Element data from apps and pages
/---
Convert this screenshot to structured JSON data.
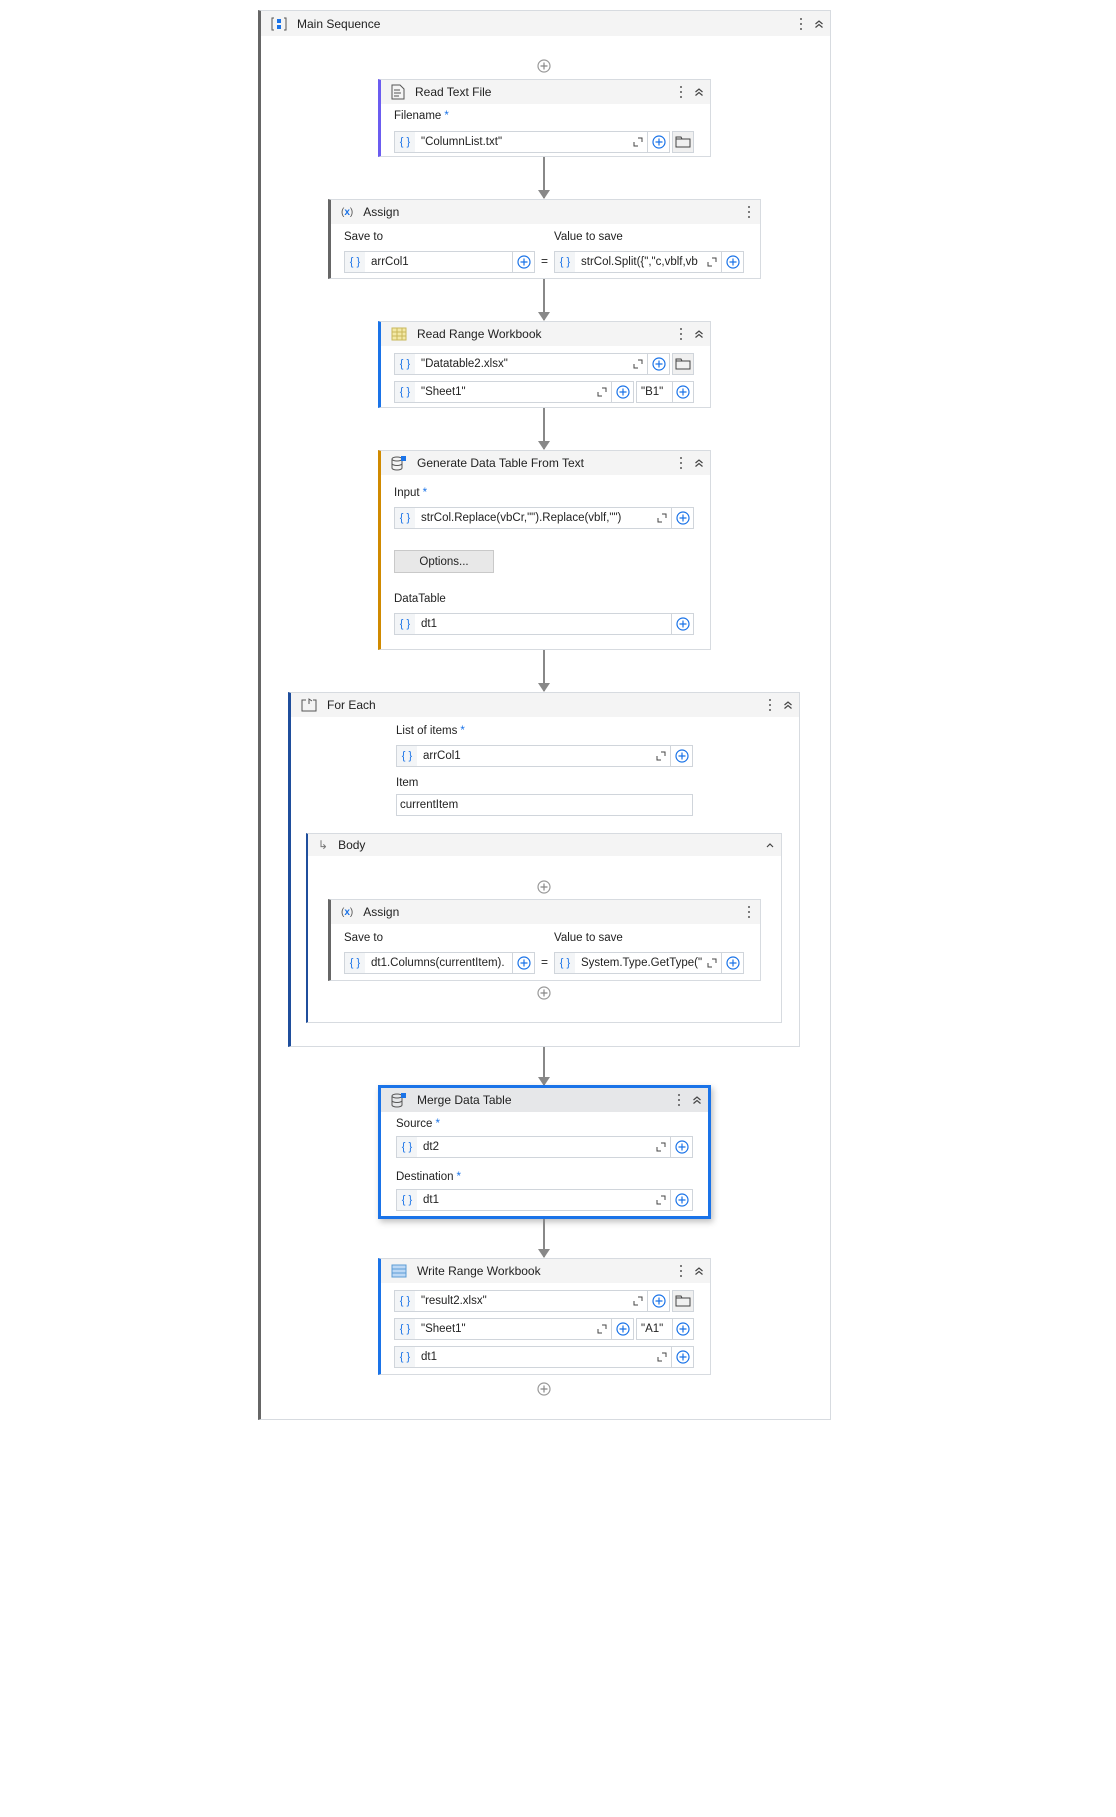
{
  "main": {
    "title": "Main Sequence"
  },
  "read_text_file": {
    "title": "Read Text File",
    "filename_label": "Filename",
    "required": "*",
    "filename": "\"ColumnList.txt\""
  },
  "assign1": {
    "title": "Assign",
    "save_to_label": "Save to",
    "value_label": "Value to save",
    "save_to": "arrCol1",
    "equals": "=",
    "value": "strCol.Split({\",\"c,vblf,vb"
  },
  "read_range": {
    "title": "Read Range Workbook",
    "workbook": "\"Datatable2.xlsx\"",
    "sheet": "\"Sheet1\"",
    "range": "\"B1\""
  },
  "generate": {
    "title": "Generate Data Table From Text",
    "input_label": "Input",
    "required": "*",
    "input": "strCol.Replace(vbCr,\"\").Replace(vblf,\"\")",
    "options_label": "Options...",
    "datatable_label": "DataTable",
    "datatable": "dt1"
  },
  "for_each": {
    "title": "For Each",
    "list_label": "List of items",
    "required": "*",
    "list": "arrCol1",
    "item_label": "Item",
    "item": "currentItem",
    "body_title": "Body"
  },
  "assign2": {
    "title": "Assign",
    "save_to_label": "Save to",
    "value_label": "Value to save",
    "save_to": "dt1.Columns(currentItem).",
    "equals": "=",
    "value": "System.Type.GetType(\""
  },
  "merge": {
    "title": "Merge Data Table",
    "source_label": "Source",
    "required": "*",
    "source": "dt2",
    "destination_label": "Destination",
    "destination": "dt1"
  },
  "write_range": {
    "title": "Write Range Workbook",
    "workbook": "\"result2.xlsx\"",
    "sheet": "\"Sheet1\"",
    "start_cell": "\"A1\"",
    "datatable": "dt1"
  },
  "colors": {
    "accent_blue": "#1a73e8",
    "foreach_blue": "#1f4e9c",
    "generate_orange": "#d08a00",
    "readtext_purple": "#6b5cf0"
  }
}
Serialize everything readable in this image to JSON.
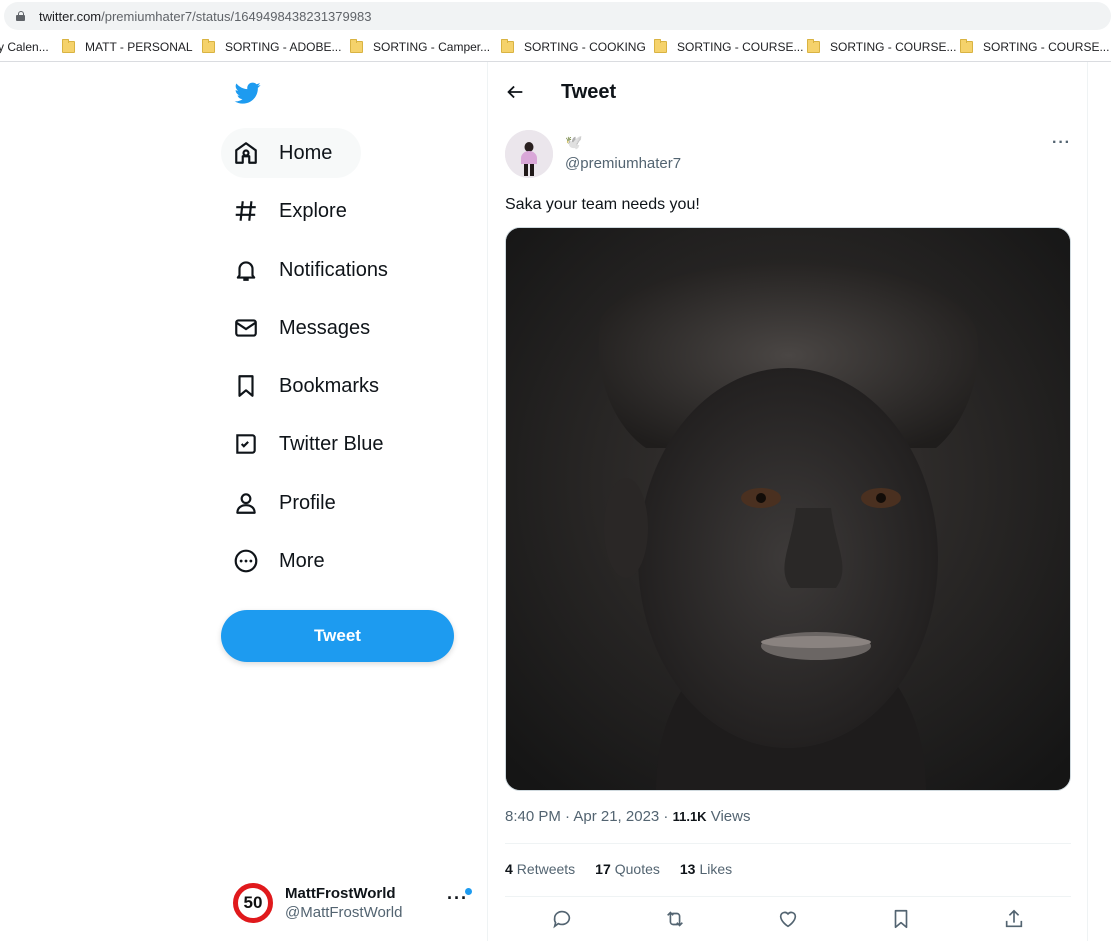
{
  "browser": {
    "url_host": "twitter.com",
    "url_path": "/premiumhater7/status/1649498438231379983",
    "bookmarks": [
      {
        "label": "y Calen..."
      },
      {
        "label": "MATT - PERSONAL"
      },
      {
        "label": "SORTING - ADOBE..."
      },
      {
        "label": "SORTING - Camper..."
      },
      {
        "label": "SORTING - COOKING"
      },
      {
        "label": "SORTING - COURSE..."
      },
      {
        "label": "SORTING - COURSE..."
      },
      {
        "label": "SORTING - COURSE..."
      }
    ]
  },
  "sidebar": {
    "items": [
      {
        "label": "Home",
        "icon": "home-icon"
      },
      {
        "label": "Explore",
        "icon": "hashtag-icon"
      },
      {
        "label": "Notifications",
        "icon": "bell-icon"
      },
      {
        "label": "Messages",
        "icon": "envelope-icon"
      },
      {
        "label": "Bookmarks",
        "icon": "bookmark-icon"
      },
      {
        "label": "Twitter Blue",
        "icon": "twitter-blue-icon"
      },
      {
        "label": "Profile",
        "icon": "person-icon"
      },
      {
        "label": "More",
        "icon": "more-circle-icon"
      }
    ],
    "tweet_button": "Tweet",
    "account": {
      "name": "MattFrostWorld",
      "handle": "@MattFrostWorld",
      "avatar_text": "50"
    }
  },
  "main": {
    "header_title": "Tweet",
    "tweet": {
      "display_name_emoji": "🕊️",
      "handle": "@premiumhater7",
      "text": "Saka your team needs you!",
      "time": "8:40 PM · Apr 21, 2023 · ",
      "views_count": "11.1K",
      "views_label": " Views",
      "retweets_count": "4",
      "retweets_label": "Retweets",
      "quotes_count": "17",
      "quotes_label": "Quotes",
      "likes_count": "13",
      "likes_label": "Likes"
    }
  },
  "colors": {
    "accent": "#1d9bf0",
    "text": "#0f1419",
    "secondary": "#536471"
  }
}
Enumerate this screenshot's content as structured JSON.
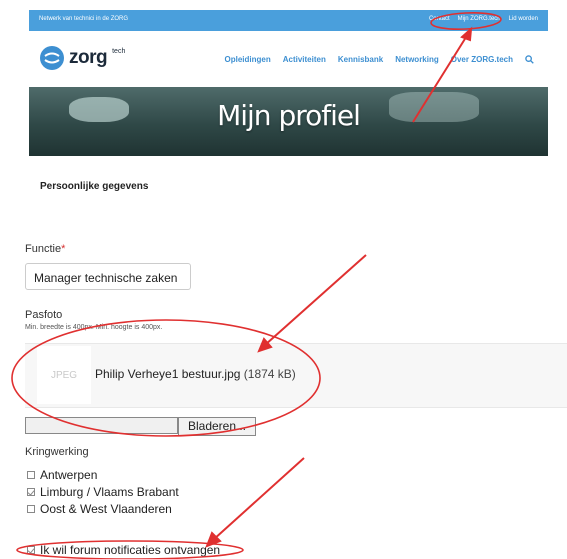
{
  "topbar": {
    "tagline": "Netwerk van technici in de ZORG",
    "links": [
      "Contact",
      "Mijn ZORG.tech",
      "Lid worden"
    ]
  },
  "brand": {
    "name": "zorg",
    "suffix": "tech"
  },
  "menu": [
    "Opleidingen",
    "Activiteiten",
    "Kennisbank",
    "Networking",
    "Over ZORG.tech"
  ],
  "banner": {
    "title": "Mijn profiel"
  },
  "section": {
    "title": "Persoonlijke gegevens"
  },
  "functie": {
    "label": "Functie",
    "required_mark": "*",
    "value": "Manager technische zaken"
  },
  "pasfoto": {
    "label": "Pasfoto",
    "hint": "Min. breedte is 400px. Min. hoogte is 400px.",
    "thumb_label": "JPEG",
    "filename": "Philip Verheye1 bestuur.jpg",
    "filesize": "(1874 kB)",
    "browse_label": "Bladeren..."
  },
  "kringwerking": {
    "label": "Kringwerking",
    "options": [
      {
        "label": "Antwerpen",
        "checked": false
      },
      {
        "label": "Limburg / Vlaams Brabant",
        "checked": true
      },
      {
        "label": "Oost & West Vlaanderen",
        "checked": false
      }
    ]
  },
  "forum": {
    "label": "Ik wil forum notificaties ontvangen",
    "checked": true
  },
  "colors": {
    "accent": "#3d8fd1",
    "topbar": "#4a9fdc",
    "annotation": "#e03030"
  }
}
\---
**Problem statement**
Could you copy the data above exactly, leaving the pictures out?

**Solution to this problem**
Convert this screenshot to structured JSON data.
{
  "main": {
    "title": "Main Sequence"
  },
  "read_text_file": {
    "title": "Read Text File",
    "filename_label": "Filename",
    "required": "*",
    "filename": "\"ColumnList.txt\""
  },
  "assign1": {
    "title": "Assign",
    "save_to_label": "Save to",
    "value_label": "Value to save",
    "save_to": "arrCol1",
    "equals": "=",
    "value": "strCol.Split({\",\"c,vblf,vb"
  },
  "read_range": {
    "title": "Read Range Workbook",
    "workbook": "\"Datatable2.xlsx\"",
    "sheet": "\"Sheet1\"",
    "range": "\"B1\""
  },
  "generate": {
    "title": "Generate Data Table From Text",
    "input_label": "Input",
    "required": "*",
    "input": "strCol.Replace(vbCr,\"\").Replace(vblf,\"\")",
    "options_label": "Options...",
    "datatable_label": "DataTable",
    "datatable": "dt1"
  },
  "for_each": {
    "title": "For Each",
    "list_label": "List of items",
    "required": "*",
    "list": "arrCol1",
    "item_label": "Item",
    "item": "currentItem",
    "body_title": "Body"
  },
  "assign2": {
    "title": "Assign",
    "save_to_label": "Save to",
    "value_label": "Value to save",
    "save_to": "dt1.Columns(currentItem).",
    "equals": "=",
    "value": "System.Type.GetType(\""
  },
  "merge": {
    "title": "Merge Data Table",
    "source_label": "Source",
    "required": "*",
    "source": "dt2",
    "destination_label": "Destination",
    "destination": "dt1"
  },
  "write_range": {
    "title": "Write Range Workbook",
    "workbook": "\"result2.xlsx\"",
    "sheet": "\"Sheet1\"",
    "start_cell": "\"A1\"",
    "datatable": "dt1"
  },
  "colors": {
    "accent_blue": "#1a73e8",
    "foreach_blue": "#1f4e9c",
    "generate_orange": "#d08a00",
    "readtext_purple": "#6b5cf0"
  }
}
Serialize everything readable in this image to JSON.
{
  "browser": {
    "url_host": "twitter.com",
    "url_path": "/premiumhater7/status/1649498438231379983",
    "bookmarks": [
      {
        "label": "y Calen..."
      },
      {
        "label": "MATT - PERSONAL"
      },
      {
        "label": "SORTING - ADOBE..."
      },
      {
        "label": "SORTING - Camper..."
      },
      {
        "label": "SORTING - COOKING"
      },
      {
        "label": "SORTING - COURSE..."
      },
      {
        "label": "SORTING - COURSE..."
      },
      {
        "label": "SORTING - COURSE..."
      }
    ]
  },
  "sidebar": {
    "items": [
      {
        "label": "Home",
        "icon": "home-icon"
      },
      {
        "label": "Explore",
        "icon": "hashtag-icon"
      },
      {
        "label": "Notifications",
        "icon": "bell-icon"
      },
      {
        "label": "Messages",
        "icon": "envelope-icon"
      },
      {
        "label": "Bookmarks",
        "icon": "bookmark-icon"
      },
      {
        "label": "Twitter Blue",
        "icon": "twitter-blue-icon"
      },
      {
        "label": "Profile",
        "icon": "person-icon"
      },
      {
        "label": "More",
        "icon": "more-circle-icon"
      }
    ],
    "tweet_button": "Tweet",
    "account": {
      "name": "MattFrostWorld",
      "handle": "@MattFrostWorld",
      "avatar_text": "50"
    }
  },
  "main": {
    "header_title": "Tweet",
    "tweet": {
      "display_name_emoji": "🕊️",
      "handle": "@premiumhater7",
      "text": "Saka your team needs you!",
      "time": "8:40 PM · Apr 21, 2023 · ",
      "views_count": "11.1K",
      "views_label": " Views",
      "retweets_count": "4",
      "retweets_label": "Retweets",
      "quotes_count": "17",
      "quotes_label": "Quotes",
      "likes_count": "13",
      "likes_label": "Likes"
    }
  },
  "colors": {
    "accent": "#1d9bf0",
    "text": "#0f1419",
    "secondary": "#536471"
  }
}
Enumerate this screenshot's content as structured JSON.
{
  "topbar": {
    "tagline": "Netwerk van technici in de ZORG",
    "links": [
      "Contact",
      "Mijn ZORG.tech",
      "Lid worden"
    ]
  },
  "brand": {
    "name": "zorg",
    "suffix": "tech"
  },
  "menu": [
    "Opleidingen",
    "Activiteiten",
    "Kennisbank",
    "Networking",
    "Over ZORG.tech"
  ],
  "banner": {
    "title": "Mijn profiel"
  },
  "section": {
    "title": "Persoonlijke gegevens"
  },
  "functie": {
    "label": "Functie",
    "required_mark": "*",
    "value": "Manager technische zaken"
  },
  "pasfoto": {
    "label": "Pasfoto",
    "hint": "Min. breedte is 400px. Min. hoogte is 400px.",
    "thumb_label": "JPEG",
    "filename": "Philip Verheye1 bestuur.jpg",
    "filesize": "(1874 kB)",
    "browse_label": "Bladeren..."
  },
  "kringwerking": {
    "label": "Kringwerking",
    "options": [
      {
        "label": "Antwerpen",
        "checked": false
      },
      {
        "label": "Limburg / Vlaams Brabant",
        "checked": true
      },
      {
        "label": "Oost & West Vlaanderen",
        "checked": false
      }
    ]
  },
  "forum": {
    "label": "Ik wil forum notificaties ontvangen",
    "checked": true
  },
  "colors": {
    "accent": "#3d8fd1",
    "topbar": "#4a9fdc",
    "annotation": "#e03030"
  }
}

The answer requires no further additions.